In addition, because target date funds operate on a single-fund basis, all subsequent changes happen within that fund. It means that switches of fund components can be made with much less disruption, fewer errors and at substantially lower cost than with rival approaches, such as lifestyle.
A target date fund sounds complicated: do the savers have to get involved in all the changes that affect the fund?
The beauty of target date funds is that each saver (scheme member) only needs to own a stake in one fund. Indeed, if they are happy with the arrangement and stay with the scheme, they need never own another fund until they retire. All the asset changes (and any others, such as those involving investment managers) all happen within the fund. The member can be kept informed, but doesn’t need to get bound up in the bureaucratic detail.
Are target date funds risky?
All investments are risky and a saver may not get back the money they invest in a target date fund. However, target date funds are designed to limit risks. The asset allocation glide path is set to automatically reduce risks as people get older, when they are less able to withstand losses on their savings. And, because a professional manager is involved in managing the funds, they can take much speedier evasive action if market conditions look like they will get worse. We would argue, therefore, that target date funds are less risky than alternatives, such as lifestyle funds, which are often used in DC pension schemes.
Will a saver in a target date fund have to pay extra for the service?
Charges are very competitive. Although there is an additional cost involved in providing professional oversight of the funds, it is also possible to negotiate lower fees for the underlying funds. The all-in cost, therefore, can be substantially less than charged by certain rival approaches, such as diversified growth funds.
How does the asset allocation work?
Known as the “glide path” of the fund, the planned asset changes are proactively managed through time in our target date funds. When savers are young, their fund will own a lot of shares. This is because they are likely to have only small savings and shares, whose value can rise substantially, can help them grow their savings fast. Of course, shares also carry higher risks, but younger savers can make up for any losses by saving during the many years they have ahead of them. People at the start of their saving career are likely to use a target date fund with a higher concentration in shares.
As people get older, they will not want to take so many risks as they generally have more to lose, since they usually have larger savings “pots”. Therefore the amount of “safety assets”, such as bonds, will increase in their target date fund. By the time they are within a few years of retirement, their fund’s mix will mostly be made up of safer assets, although there will still be some shares involved. This mix reflects the use most savers will want to make of their fund. Many, for instance, will want to take a tax-free cash sum from their savings, while the bonds will match quite closely the sort of assets that will be used to create an income for them in retirement. This might be done by purchasing an annuity, or by using another approach that keeps their money invested for a little while longer. They could then use their investments to pay themselves an income while they wait for a better time to buy an annuity.

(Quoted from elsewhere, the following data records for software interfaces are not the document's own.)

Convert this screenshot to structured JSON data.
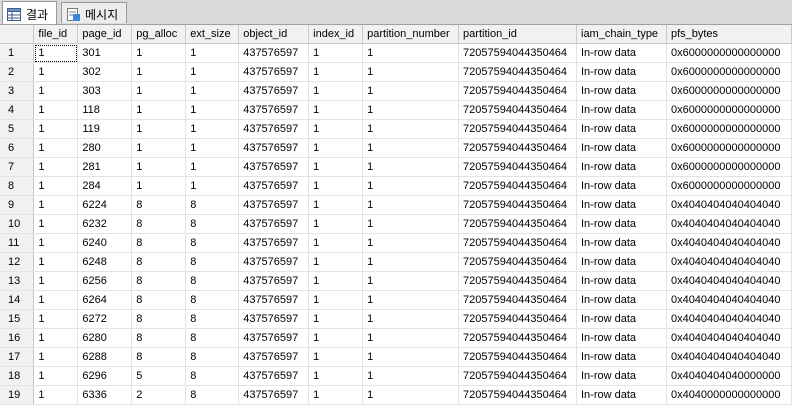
{
  "tabs": [
    {
      "label": "결과",
      "icon": "grid-results-icon"
    },
    {
      "label": "메시지",
      "icon": "messages-icon"
    }
  ],
  "grid": {
    "columns": [
      "file_id",
      "page_id",
      "pg_alloc",
      "ext_size",
      "object_id",
      "index_id",
      "partition_number",
      "partition_id",
      "iam_chain_type",
      "pfs_bytes"
    ],
    "rows": [
      [
        "1",
        "1",
        "301",
        "1",
        "1",
        "437576597",
        "1",
        "1",
        "72057594044350464",
        "In-row data",
        "0x6000000000000000"
      ],
      [
        "2",
        "1",
        "302",
        "1",
        "1",
        "437576597",
        "1",
        "1",
        "72057594044350464",
        "In-row data",
        "0x6000000000000000"
      ],
      [
        "3",
        "1",
        "303",
        "1",
        "1",
        "437576597",
        "1",
        "1",
        "72057594044350464",
        "In-row data",
        "0x6000000000000000"
      ],
      [
        "4",
        "1",
        "118",
        "1",
        "1",
        "437576597",
        "1",
        "1",
        "72057594044350464",
        "In-row data",
        "0x6000000000000000"
      ],
      [
        "5",
        "1",
        "119",
        "1",
        "1",
        "437576597",
        "1",
        "1",
        "72057594044350464",
        "In-row data",
        "0x6000000000000000"
      ],
      [
        "6",
        "1",
        "280",
        "1",
        "1",
        "437576597",
        "1",
        "1",
        "72057594044350464",
        "In-row data",
        "0x6000000000000000"
      ],
      [
        "7",
        "1",
        "281",
        "1",
        "1",
        "437576597",
        "1",
        "1",
        "72057594044350464",
        "In-row data",
        "0x6000000000000000"
      ],
      [
        "8",
        "1",
        "284",
        "1",
        "1",
        "437576597",
        "1",
        "1",
        "72057594044350464",
        "In-row data",
        "0x6000000000000000"
      ],
      [
        "9",
        "1",
        "6224",
        "8",
        "8",
        "437576597",
        "1",
        "1",
        "72057594044350464",
        "In-row data",
        "0x4040404040404040"
      ],
      [
        "10",
        "1",
        "6232",
        "8",
        "8",
        "437576597",
        "1",
        "1",
        "72057594044350464",
        "In-row data",
        "0x4040404040404040"
      ],
      [
        "11",
        "1",
        "6240",
        "8",
        "8",
        "437576597",
        "1",
        "1",
        "72057594044350464",
        "In-row data",
        "0x4040404040404040"
      ],
      [
        "12",
        "1",
        "6248",
        "8",
        "8",
        "437576597",
        "1",
        "1",
        "72057594044350464",
        "In-row data",
        "0x4040404040404040"
      ],
      [
        "13",
        "1",
        "6256",
        "8",
        "8",
        "437576597",
        "1",
        "1",
        "72057594044350464",
        "In-row data",
        "0x4040404040404040"
      ],
      [
        "14",
        "1",
        "6264",
        "8",
        "8",
        "437576597",
        "1",
        "1",
        "72057594044350464",
        "In-row data",
        "0x4040404040404040"
      ],
      [
        "15",
        "1",
        "6272",
        "8",
        "8",
        "437576597",
        "1",
        "1",
        "72057594044350464",
        "In-row data",
        "0x4040404040404040"
      ],
      [
        "16",
        "1",
        "6280",
        "8",
        "8",
        "437576597",
        "1",
        "1",
        "72057594044350464",
        "In-row data",
        "0x4040404040404040"
      ],
      [
        "17",
        "1",
        "6288",
        "8",
        "8",
        "437576597",
        "1",
        "1",
        "72057594044350464",
        "In-row data",
        "0x4040404040404040"
      ],
      [
        "18",
        "1",
        "6296",
        "5",
        "8",
        "437576597",
        "1",
        "1",
        "72057594044350464",
        "In-row data",
        "0x4040404040000000"
      ],
      [
        "19",
        "1",
        "6336",
        "2",
        "8",
        "437576597",
        "1",
        "1",
        "72057594044350464",
        "In-row data",
        "0x4040000000000000"
      ]
    ]
  }
}
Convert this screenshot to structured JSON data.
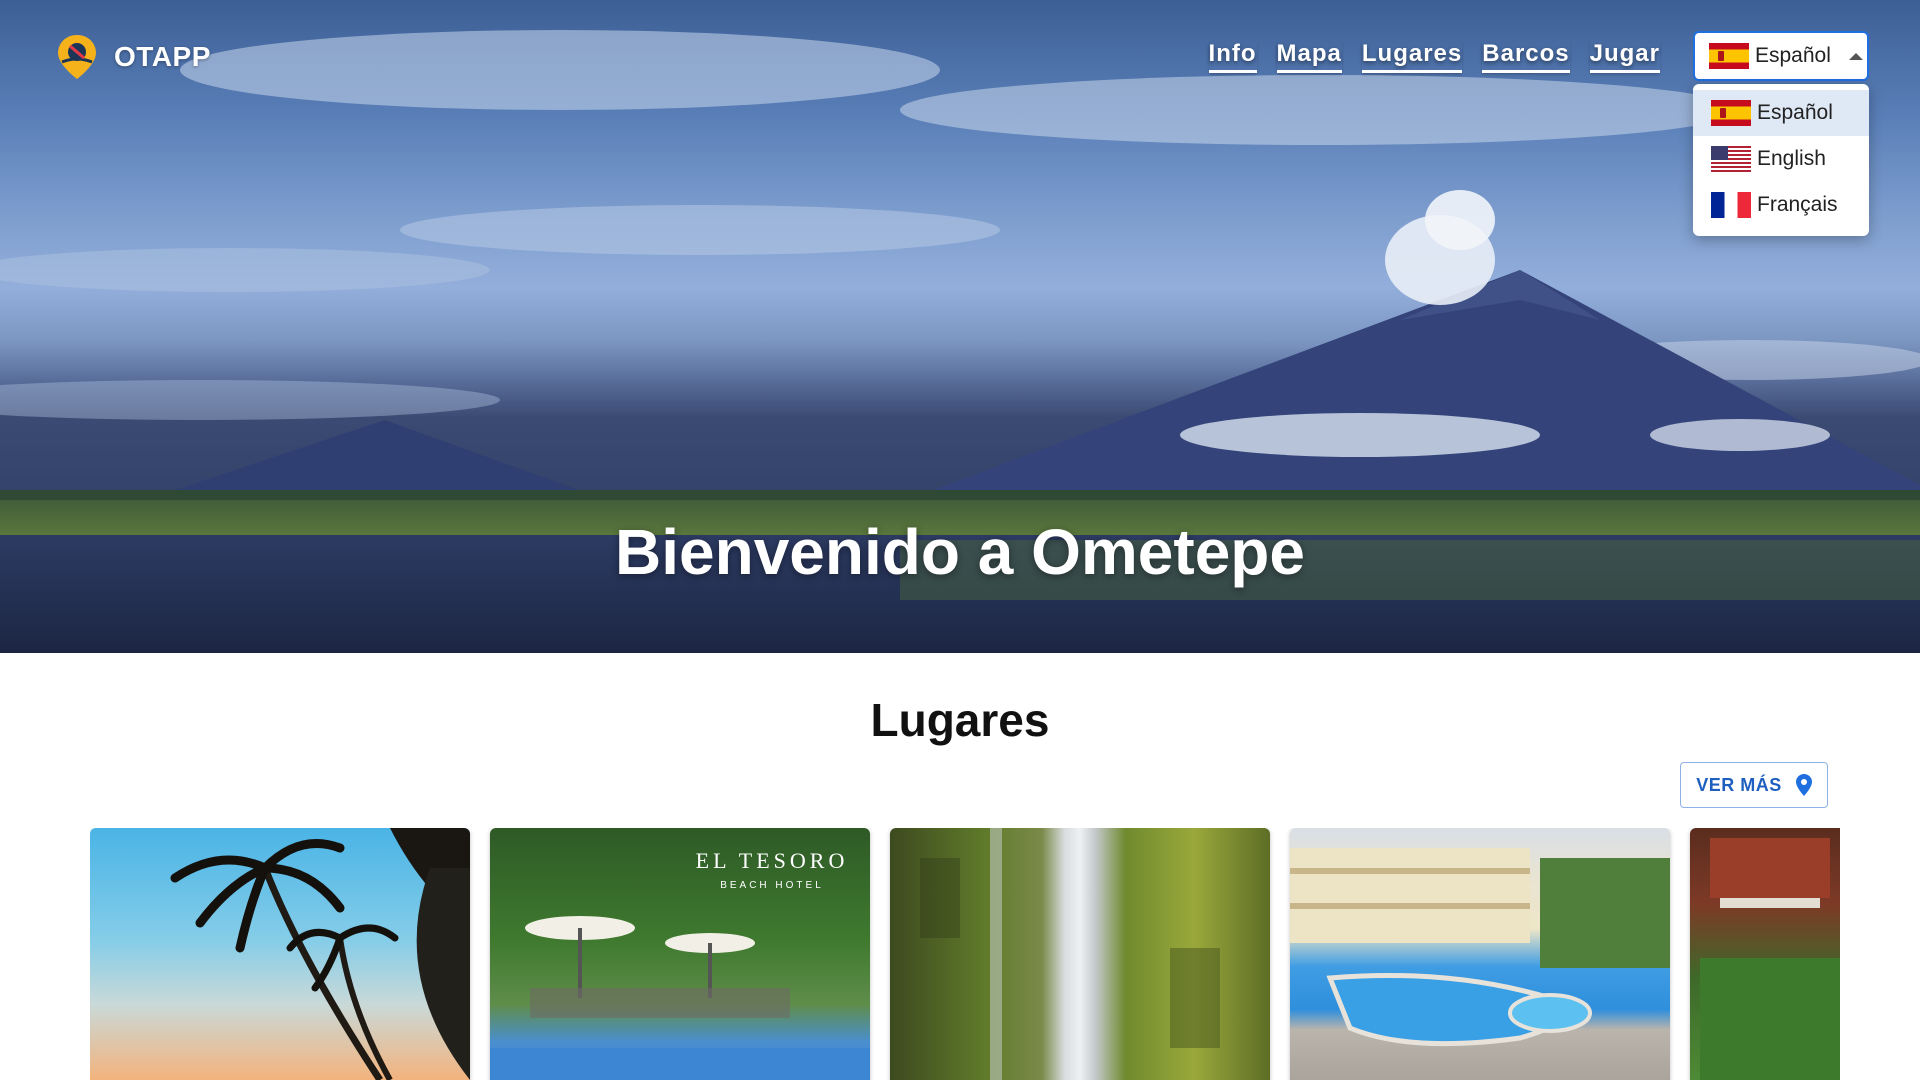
{
  "brand": {
    "name": "OTAPP",
    "logo_icon": "map-pin-sun-icon"
  },
  "nav": [
    {
      "label": "Info"
    },
    {
      "label": "Mapa"
    },
    {
      "label": "Lugares"
    },
    {
      "label": "Barcos"
    },
    {
      "label": "Jugar"
    }
  ],
  "language": {
    "selected": "Español",
    "options": [
      {
        "label": "Español",
        "flag": "spain-flag-icon"
      },
      {
        "label": "English",
        "flag": "usa-flag-icon"
      },
      {
        "label": "Français",
        "flag": "france-flag-icon"
      }
    ]
  },
  "hero": {
    "title": "Bienvenido a Ometepe"
  },
  "places": {
    "title": "Lugares",
    "more_button": "VER MÁS",
    "more_icon": "location-pin-icon",
    "cards": [
      {
        "image": "palm-trees-sunset"
      },
      {
        "image": "el-tesoro-beach-hotel"
      },
      {
        "image": "waterfall"
      },
      {
        "image": "hotel-pool"
      },
      {
        "image": "garden-cabin"
      }
    ],
    "card_logo_text": {
      "line1": "EL TESORO",
      "line2": "BEACH HOTEL"
    }
  },
  "colors": {
    "accent": "#1f6fe0",
    "button_text": "#1f5fbf"
  }
}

Where else are target date funds used?
They are widely used in the US and they have been adopted by NEST (the National Employment Savings Trust), the UK-wide scheme set up with government backing to provide a fall-back option for employers that don’t have their own employee pension arrangements. Under the new “auto enrolment” rules, any worker who doesn’t have access to a suitable scheme will automatically start saving in NEST, unless they ask not to be involved. If they do end up in NEST, the “default” fund they go into will be a target date fund based on their age.